IN a span of less than two months, Freddie Roach’s two best boxers in his Wild Card gym stable have lost their world titles one after the other.
After Filipino great Manny Pacquiao's controversial loss to Timothy Bradley, it was Amir Khan’s turn to fall in a stunning upset as he suffered a fourth-round technical knockout against Danny Garcia on Saturday (Sunday, Manila time) to yield his World Boxing Association (WBA) super-lightweight crown.
Ironically, the twin setbacks came at a time when the 52-year-old Roach was elevated to the boxing Hall of Fame.
Khan was a 7-1 favorite against the Philadelphia native, who won the World Boxing Council (WBC) version of the championship with a 12-round unanimous decision over former Pacquiao rival Erik Morales last March.

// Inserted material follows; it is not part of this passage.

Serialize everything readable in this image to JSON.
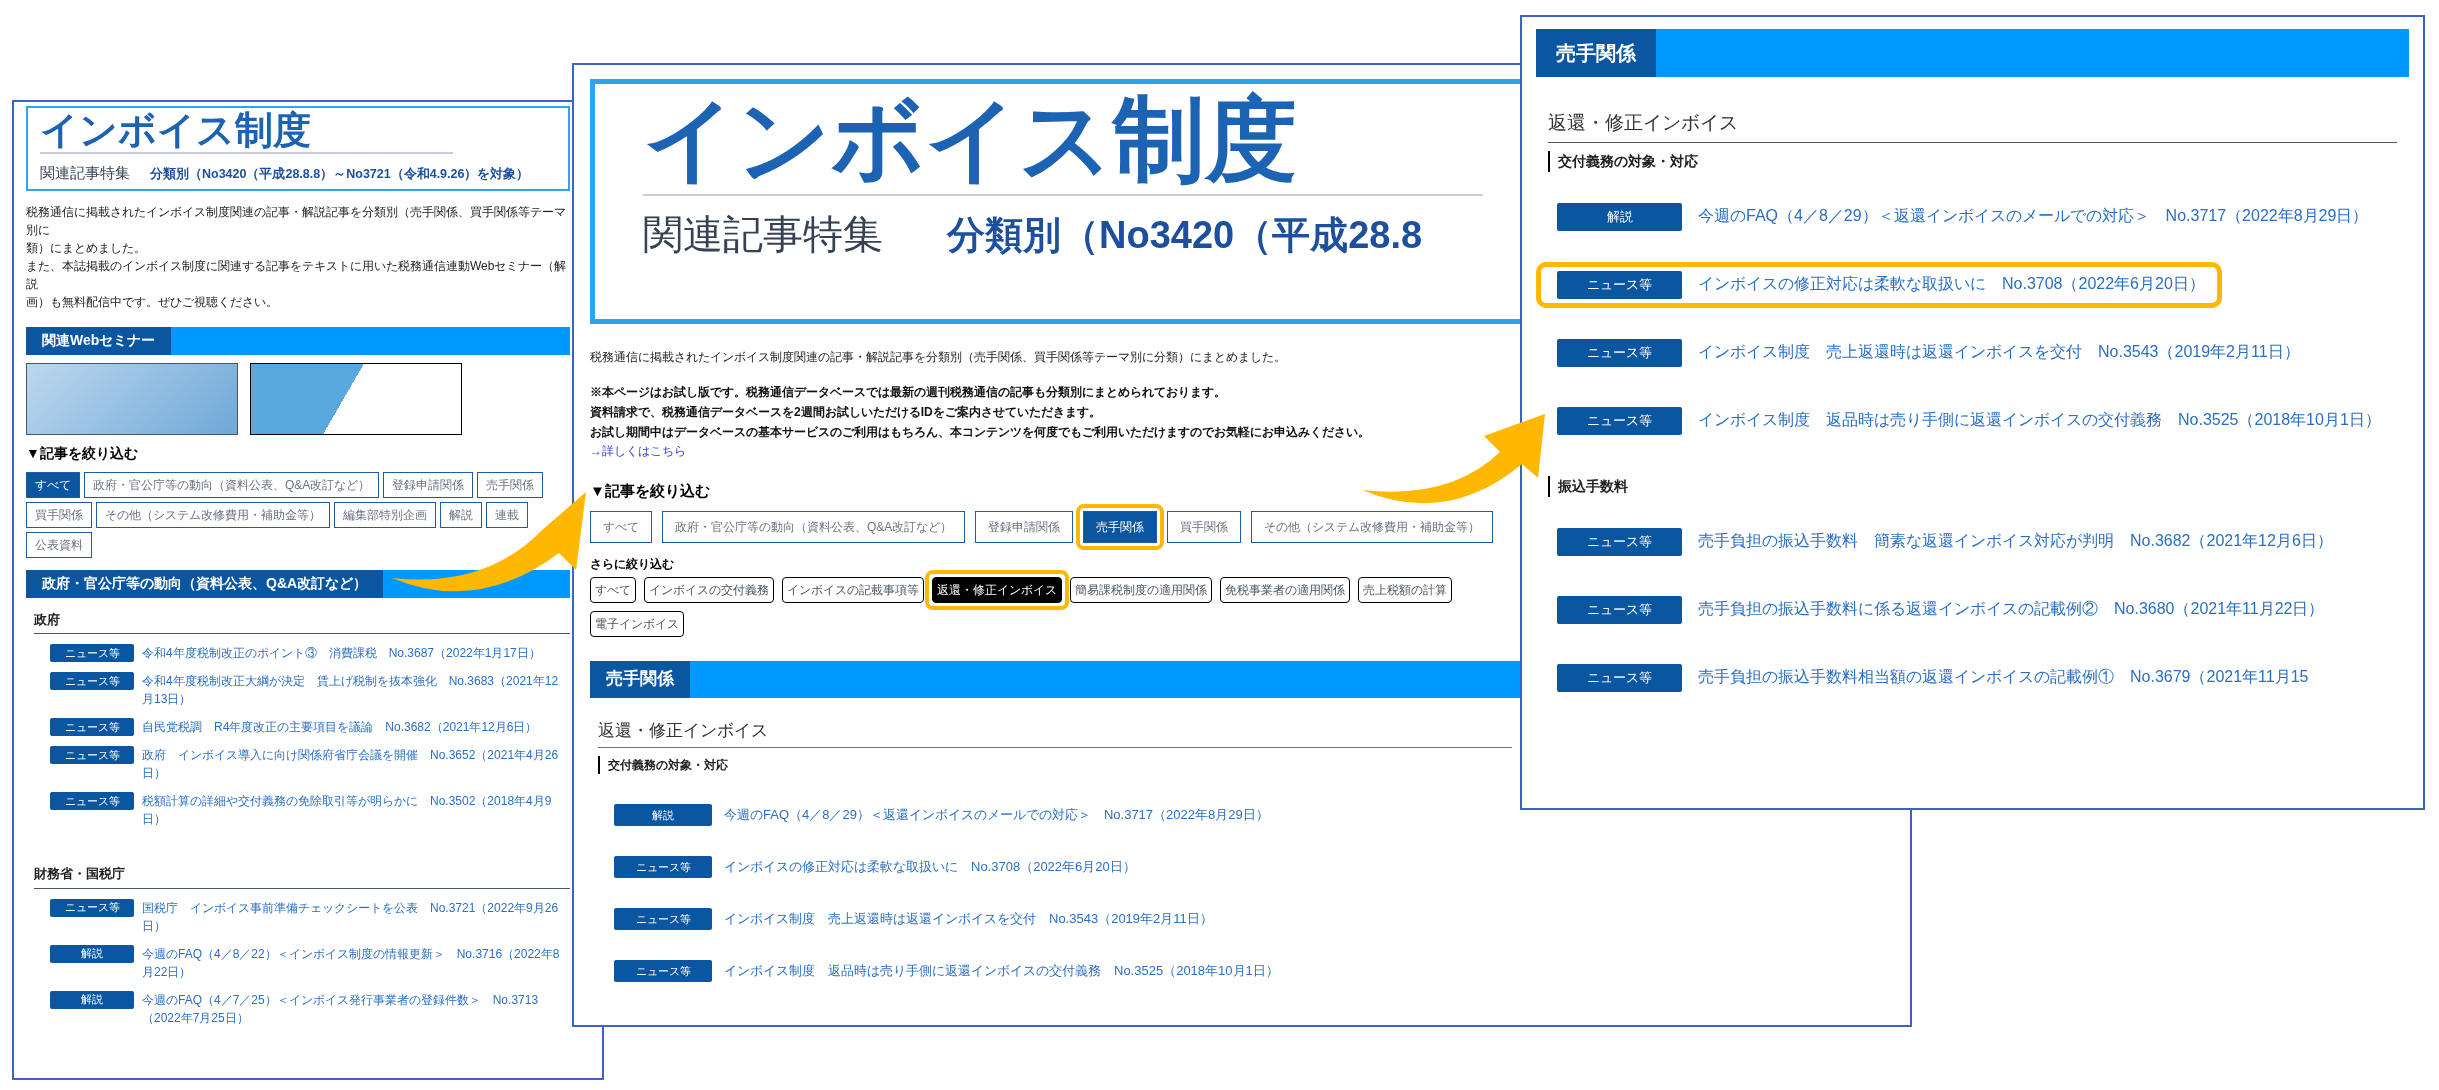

The 25-year-old British from Bolton, Lancashire, United Kingdom, won the first two rounds of the 12-round unification bout at the Mandalay Bay Events Center in Las Vegas as he had Garcia bleeding from a cut in his eye.
But the unbeaten Garcia turned the tide in the third when he sent Khan reeling to the canvas with a vicious left hook. Khan managed to survive the round but obviously failed to shake off the effects of that stunning knockdown.
Garcia knocked Khan down twice more in the fourth before referee Kenny Bayless finally put a stop to the carnage at the two-minute, 28-second mark.
Roach, the man behind the success of Pacquiao, admitted he was on the verge of stopping the fight just before the start of the fourth.
“I was real close to not letting him off the stool,” said the five-time Trainer of the Year. “'Are you okay, are you okay?' I asked him. He said, `Yeah,’ so we let him continue. It was a real touch-and-go moment.”
Khan’s shocking loss came on the heels of Pacquiao's split-decision loss to Bradley in their World Boxing Organization welterweight title fight last June 9 at the MGM Grand. Pacquiao's loss caused an uproar with most experts scoring the bout in the Filipino star's favor.
But unlike the Pacman’s loss, the setback suffered by Khan was more overwhelming.
Roach admitted the British veered away from the fight plan and went toe-to-toe with Garcia, who has 15 KOs in 24 fights.
“He wanted to go out and knock this guy out. The plan was to counter, I told him to box and use his jab. In and out. But then his heart got in the way,” said Roach.
Like Pacquiao, Roach believes Khan (26-2,18 KOs) will also be a stronger and more intelligent fighter when he returns to the ring.